New Labour has finally admitted the NHS is in a huge crisis and needs more funding. A row has broken out about how to fund the health service, with talk of raising taxes, and even of a special 'health tax'. All the politicians shy away from the key way to raise money for health-taxing the rich.
The top rate of tax has more than halved since 1979, and is now just 40 percent. Blair and Brown refuse to raise taxes on the rich. Blair also backtracked on his pledge, made again just last week, to increase health spending to the European average by 2005. He said he would not 'be pinned down' on specific figures.
Health spending in Britain is now 6.9 percent of the country's annual output, what economists call gross domestic product. That is way behind the European average of 9 percent.
NHS spending would have to increase by £10 billion a year to match the European average, says the Institute for Fiscal Studies. That figure could be easily met if the government merely put the top rate of income tax up to the 60 percent level it was at for the first eight years of Margaret Thatcher's Tory government.
Four in five people think public services are now as bad as or worse than under the Tories.
The finding came in a MORI poll conducted for the GMB union this week. It showed 77 percent of people think things are not getting any better in schools and hospitals.
Dismal figures explain mess
The government claims it has poured billions into the health service over the last three years. Anyone who uses the health service knows that it is still hugely underfunded, with long waits for treatment, and staff and equipment shortages. The NHS is in such a dire state because of years of underfunding.

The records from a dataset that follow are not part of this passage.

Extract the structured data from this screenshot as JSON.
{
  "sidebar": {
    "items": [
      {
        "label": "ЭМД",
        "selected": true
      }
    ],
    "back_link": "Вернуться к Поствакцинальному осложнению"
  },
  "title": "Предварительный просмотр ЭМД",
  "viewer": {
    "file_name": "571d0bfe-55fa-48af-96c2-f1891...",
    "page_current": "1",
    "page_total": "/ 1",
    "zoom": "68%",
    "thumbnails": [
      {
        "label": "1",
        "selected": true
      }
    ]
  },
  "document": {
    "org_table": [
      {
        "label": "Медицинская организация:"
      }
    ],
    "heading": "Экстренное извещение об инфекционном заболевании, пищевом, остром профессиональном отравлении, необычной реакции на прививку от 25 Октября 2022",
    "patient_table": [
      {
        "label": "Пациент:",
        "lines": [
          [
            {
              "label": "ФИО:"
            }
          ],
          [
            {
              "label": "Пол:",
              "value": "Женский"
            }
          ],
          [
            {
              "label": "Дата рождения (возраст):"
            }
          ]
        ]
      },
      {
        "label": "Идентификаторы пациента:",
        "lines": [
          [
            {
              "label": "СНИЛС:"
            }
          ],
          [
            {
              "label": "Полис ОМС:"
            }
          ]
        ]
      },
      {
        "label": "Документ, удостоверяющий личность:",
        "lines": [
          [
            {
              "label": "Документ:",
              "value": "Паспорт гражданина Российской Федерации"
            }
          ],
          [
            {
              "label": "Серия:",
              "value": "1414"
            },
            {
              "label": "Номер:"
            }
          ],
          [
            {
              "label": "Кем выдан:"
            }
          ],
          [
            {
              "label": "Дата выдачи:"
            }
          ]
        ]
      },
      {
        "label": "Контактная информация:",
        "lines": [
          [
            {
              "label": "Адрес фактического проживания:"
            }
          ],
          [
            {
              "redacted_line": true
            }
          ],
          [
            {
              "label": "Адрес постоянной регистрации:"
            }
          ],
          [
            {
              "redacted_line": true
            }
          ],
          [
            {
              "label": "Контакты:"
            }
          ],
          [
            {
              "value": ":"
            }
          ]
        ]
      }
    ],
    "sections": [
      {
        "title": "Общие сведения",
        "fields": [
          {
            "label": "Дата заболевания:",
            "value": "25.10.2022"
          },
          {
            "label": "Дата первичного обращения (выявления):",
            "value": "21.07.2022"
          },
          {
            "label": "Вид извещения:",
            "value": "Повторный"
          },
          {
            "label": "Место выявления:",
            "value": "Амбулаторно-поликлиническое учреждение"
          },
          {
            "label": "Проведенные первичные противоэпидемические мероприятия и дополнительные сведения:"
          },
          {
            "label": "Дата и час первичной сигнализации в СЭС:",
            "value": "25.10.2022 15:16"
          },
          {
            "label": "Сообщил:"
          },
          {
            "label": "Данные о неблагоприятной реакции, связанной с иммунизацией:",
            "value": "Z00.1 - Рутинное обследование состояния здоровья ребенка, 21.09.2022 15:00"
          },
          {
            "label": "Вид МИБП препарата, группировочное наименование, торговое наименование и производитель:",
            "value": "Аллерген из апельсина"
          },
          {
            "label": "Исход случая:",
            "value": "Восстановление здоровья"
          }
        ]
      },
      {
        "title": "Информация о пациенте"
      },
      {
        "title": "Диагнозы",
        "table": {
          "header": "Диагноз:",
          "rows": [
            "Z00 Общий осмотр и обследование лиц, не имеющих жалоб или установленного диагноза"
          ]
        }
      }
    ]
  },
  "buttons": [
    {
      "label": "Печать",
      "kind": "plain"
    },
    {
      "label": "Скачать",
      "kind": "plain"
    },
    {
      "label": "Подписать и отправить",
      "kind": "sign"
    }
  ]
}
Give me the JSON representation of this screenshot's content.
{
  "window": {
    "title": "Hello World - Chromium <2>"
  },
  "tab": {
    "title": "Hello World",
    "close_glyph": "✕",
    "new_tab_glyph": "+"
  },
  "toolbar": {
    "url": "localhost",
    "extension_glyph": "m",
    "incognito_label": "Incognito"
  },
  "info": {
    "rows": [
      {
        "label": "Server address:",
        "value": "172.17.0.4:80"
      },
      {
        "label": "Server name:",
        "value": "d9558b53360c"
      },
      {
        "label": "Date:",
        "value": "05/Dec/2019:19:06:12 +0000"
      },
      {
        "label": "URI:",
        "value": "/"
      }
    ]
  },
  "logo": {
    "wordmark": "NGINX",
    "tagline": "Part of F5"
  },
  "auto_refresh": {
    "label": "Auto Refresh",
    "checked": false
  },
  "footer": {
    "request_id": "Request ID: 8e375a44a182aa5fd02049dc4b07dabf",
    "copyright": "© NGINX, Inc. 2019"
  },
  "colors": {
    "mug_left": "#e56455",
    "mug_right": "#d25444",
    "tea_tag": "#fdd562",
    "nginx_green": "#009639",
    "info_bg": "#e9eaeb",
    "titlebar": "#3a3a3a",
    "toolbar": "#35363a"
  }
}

Capital spending (money invested in public buildings like hospitals) was halved by the Labour government in the 1970s from 5 percent to 2.4 percent of GDP national output.
Margaret Thatcher then slashed capital spending to just 0.4 percent of GDP by 1989. Blair has done almost nothing to change this. Capital spending remains at just 0.5 percent of GDP.
Milburn's plan is privatisation
Instead of taxing the rich to fund publicly run health facilities the government is giving a free hand to profit-hungry private firms. Just this week it invited private health firm BUPA to run and manage the first of its new NHS treatment centres.
The government plans 20 such centres-all run and managed by the private sector. It will be the first time in the history of the NHS that a private firm has run and controlled acute medical care for NHS patients. The private sector already makes a fortune by using doctors, nurses and other staff trained by the NHS and through Private Finance Initiative schemes. Now the government has opened the door for private firms to fleece the NHS even more.
Private sector operations cost twice as much as those done by the NHS. And private sector firms are notorious for providing a poorer quality of care than the NHS.
Cancer patients denied
Thousands of cancer patients are being denied the treatment they need on the NHS, says a new survey. One in six of patients who need intensive care after surgery are denied it because of the lack of beds and staff. More than one in 20 patients, many suffering life-threatening complications, had operations delayed for the same reasons.